### Records supplied
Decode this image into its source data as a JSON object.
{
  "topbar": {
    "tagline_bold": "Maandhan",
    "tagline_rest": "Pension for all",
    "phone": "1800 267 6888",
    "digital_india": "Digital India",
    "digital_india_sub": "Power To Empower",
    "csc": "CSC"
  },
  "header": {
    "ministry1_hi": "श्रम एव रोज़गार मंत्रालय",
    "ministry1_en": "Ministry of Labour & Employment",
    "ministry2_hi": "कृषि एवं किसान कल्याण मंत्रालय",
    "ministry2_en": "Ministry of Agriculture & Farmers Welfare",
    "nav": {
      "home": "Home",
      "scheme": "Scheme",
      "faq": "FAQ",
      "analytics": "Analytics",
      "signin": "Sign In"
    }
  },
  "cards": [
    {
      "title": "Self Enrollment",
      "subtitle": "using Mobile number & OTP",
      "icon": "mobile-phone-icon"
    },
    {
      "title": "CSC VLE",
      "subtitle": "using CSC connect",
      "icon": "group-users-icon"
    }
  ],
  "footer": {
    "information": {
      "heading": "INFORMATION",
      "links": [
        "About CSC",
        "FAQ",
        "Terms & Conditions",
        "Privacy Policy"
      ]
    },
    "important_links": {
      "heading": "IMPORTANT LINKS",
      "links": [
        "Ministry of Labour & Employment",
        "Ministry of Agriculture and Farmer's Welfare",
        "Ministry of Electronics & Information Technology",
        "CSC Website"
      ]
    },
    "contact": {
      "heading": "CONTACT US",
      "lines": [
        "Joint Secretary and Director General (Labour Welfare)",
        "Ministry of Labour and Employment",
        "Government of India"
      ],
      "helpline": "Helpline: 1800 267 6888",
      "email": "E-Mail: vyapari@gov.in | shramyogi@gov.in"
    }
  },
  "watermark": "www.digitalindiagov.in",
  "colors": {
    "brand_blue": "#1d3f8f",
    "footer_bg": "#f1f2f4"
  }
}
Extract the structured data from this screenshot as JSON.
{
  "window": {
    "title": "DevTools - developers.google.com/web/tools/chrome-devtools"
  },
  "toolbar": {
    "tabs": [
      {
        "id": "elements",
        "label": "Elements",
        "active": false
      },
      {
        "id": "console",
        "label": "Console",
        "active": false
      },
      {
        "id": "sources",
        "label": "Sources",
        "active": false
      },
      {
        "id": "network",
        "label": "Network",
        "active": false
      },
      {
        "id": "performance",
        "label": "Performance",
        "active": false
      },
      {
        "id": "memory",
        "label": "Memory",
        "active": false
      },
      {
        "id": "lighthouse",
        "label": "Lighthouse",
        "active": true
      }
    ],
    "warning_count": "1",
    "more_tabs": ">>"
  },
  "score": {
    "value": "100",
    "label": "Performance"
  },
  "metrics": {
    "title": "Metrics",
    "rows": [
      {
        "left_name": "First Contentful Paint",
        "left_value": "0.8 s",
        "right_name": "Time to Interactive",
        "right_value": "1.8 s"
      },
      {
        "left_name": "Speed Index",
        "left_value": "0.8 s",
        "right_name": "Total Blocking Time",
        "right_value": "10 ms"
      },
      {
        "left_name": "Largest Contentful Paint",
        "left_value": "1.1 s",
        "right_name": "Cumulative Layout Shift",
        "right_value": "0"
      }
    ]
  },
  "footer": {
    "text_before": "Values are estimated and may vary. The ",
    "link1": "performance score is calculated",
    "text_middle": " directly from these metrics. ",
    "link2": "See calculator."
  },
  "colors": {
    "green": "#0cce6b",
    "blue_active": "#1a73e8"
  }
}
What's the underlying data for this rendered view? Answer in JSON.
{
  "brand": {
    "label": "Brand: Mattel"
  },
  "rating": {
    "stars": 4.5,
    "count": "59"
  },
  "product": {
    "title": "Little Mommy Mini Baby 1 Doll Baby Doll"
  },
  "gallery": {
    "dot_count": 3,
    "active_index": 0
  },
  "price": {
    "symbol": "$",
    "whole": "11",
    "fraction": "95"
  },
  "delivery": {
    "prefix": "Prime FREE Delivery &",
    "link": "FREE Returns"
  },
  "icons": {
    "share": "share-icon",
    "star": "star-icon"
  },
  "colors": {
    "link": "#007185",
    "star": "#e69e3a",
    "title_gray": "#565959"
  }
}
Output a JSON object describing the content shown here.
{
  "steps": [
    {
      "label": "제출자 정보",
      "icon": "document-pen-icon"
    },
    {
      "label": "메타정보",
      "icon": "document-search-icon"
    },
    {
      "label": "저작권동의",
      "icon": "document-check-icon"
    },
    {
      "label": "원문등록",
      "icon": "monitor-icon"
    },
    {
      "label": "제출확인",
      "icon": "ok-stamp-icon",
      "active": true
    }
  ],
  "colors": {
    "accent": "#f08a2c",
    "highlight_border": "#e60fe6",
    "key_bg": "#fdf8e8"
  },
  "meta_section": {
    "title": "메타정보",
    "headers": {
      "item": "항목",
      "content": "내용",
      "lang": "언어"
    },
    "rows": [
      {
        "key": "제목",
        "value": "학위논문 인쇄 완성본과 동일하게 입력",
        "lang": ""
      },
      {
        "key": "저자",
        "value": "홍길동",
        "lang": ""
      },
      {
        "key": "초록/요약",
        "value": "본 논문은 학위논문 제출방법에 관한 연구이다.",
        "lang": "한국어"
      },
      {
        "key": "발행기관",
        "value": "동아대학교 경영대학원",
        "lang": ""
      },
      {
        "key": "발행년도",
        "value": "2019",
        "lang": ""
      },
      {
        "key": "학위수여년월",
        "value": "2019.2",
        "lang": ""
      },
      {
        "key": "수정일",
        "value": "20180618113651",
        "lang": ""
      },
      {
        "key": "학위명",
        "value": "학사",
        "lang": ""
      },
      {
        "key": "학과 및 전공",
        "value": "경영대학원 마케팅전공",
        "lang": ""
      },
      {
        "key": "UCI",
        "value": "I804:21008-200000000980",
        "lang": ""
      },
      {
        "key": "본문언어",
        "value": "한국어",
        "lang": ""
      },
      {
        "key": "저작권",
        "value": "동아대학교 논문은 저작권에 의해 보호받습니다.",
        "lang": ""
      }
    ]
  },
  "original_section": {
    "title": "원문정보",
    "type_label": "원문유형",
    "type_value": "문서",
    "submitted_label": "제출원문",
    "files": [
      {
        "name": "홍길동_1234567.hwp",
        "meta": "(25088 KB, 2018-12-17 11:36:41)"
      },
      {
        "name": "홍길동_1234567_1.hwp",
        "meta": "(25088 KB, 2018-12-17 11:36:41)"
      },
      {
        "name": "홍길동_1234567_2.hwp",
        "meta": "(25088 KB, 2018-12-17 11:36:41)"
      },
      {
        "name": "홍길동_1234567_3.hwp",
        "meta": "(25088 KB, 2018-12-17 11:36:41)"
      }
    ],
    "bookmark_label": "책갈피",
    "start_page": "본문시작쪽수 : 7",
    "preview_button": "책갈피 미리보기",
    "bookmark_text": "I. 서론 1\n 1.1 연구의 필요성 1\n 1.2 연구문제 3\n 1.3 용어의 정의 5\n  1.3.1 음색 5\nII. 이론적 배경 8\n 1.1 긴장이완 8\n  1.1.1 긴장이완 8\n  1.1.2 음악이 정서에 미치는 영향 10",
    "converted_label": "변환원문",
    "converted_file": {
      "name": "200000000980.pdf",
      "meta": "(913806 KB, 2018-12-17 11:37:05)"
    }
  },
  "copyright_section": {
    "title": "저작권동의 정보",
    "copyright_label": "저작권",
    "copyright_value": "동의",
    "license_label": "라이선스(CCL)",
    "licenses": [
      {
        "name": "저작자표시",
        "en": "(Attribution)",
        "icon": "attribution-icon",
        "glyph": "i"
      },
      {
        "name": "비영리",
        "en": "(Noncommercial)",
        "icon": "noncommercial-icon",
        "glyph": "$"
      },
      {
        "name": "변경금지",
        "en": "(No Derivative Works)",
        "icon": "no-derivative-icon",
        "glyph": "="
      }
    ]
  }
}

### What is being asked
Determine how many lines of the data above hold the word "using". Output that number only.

### Result below
2